[[ DATA open ]]
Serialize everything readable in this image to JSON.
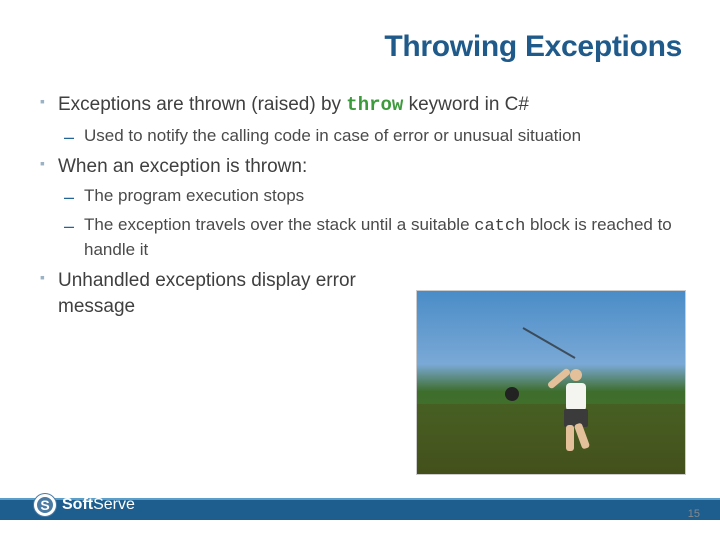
{
  "title": "Throwing Exceptions",
  "bullets": {
    "b1": "Exceptions are thrown (raised) by ",
    "b1_kw": "throw",
    "b1_tail": " keyword in C#",
    "b1_sub1": "Used to notify the calling code in case of error or unusual situation",
    "b2": "When an exception is thrown:",
    "b2_sub1": "The program execution stops",
    "b2_sub2a": "The exception travels over the stack until a suitable ",
    "b2_sub2_kw": "catch",
    "b2_sub2b": " block is reached to handle it",
    "b3": "Unhandled exceptions display error message"
  },
  "logo": {
    "mark": "S",
    "name_bold": "Soft",
    "name_rest": "Serve"
  },
  "page_number": "15"
}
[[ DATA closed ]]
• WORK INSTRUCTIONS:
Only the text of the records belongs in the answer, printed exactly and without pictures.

• OUTPUT BELOW:
Serialize everything readable in this image to JSON.
{
  "title": "Throwing Exceptions",
  "bullets": {
    "b1": "Exceptions are thrown (raised) by ",
    "b1_kw": "throw",
    "b1_tail": " keyword in C#",
    "b1_sub1": "Used to notify the calling code in case of error or unusual situation",
    "b2": "When an exception is thrown:",
    "b2_sub1": "The program execution stops",
    "b2_sub2a": "The exception travels over the stack until a suitable ",
    "b2_sub2_kw": "catch",
    "b2_sub2b": " block is reached to handle it",
    "b3": "Unhandled exceptions display error message"
  },
  "logo": {
    "mark": "S",
    "name_bold": "Soft",
    "name_rest": "Serve"
  },
  "page_number": "15"
}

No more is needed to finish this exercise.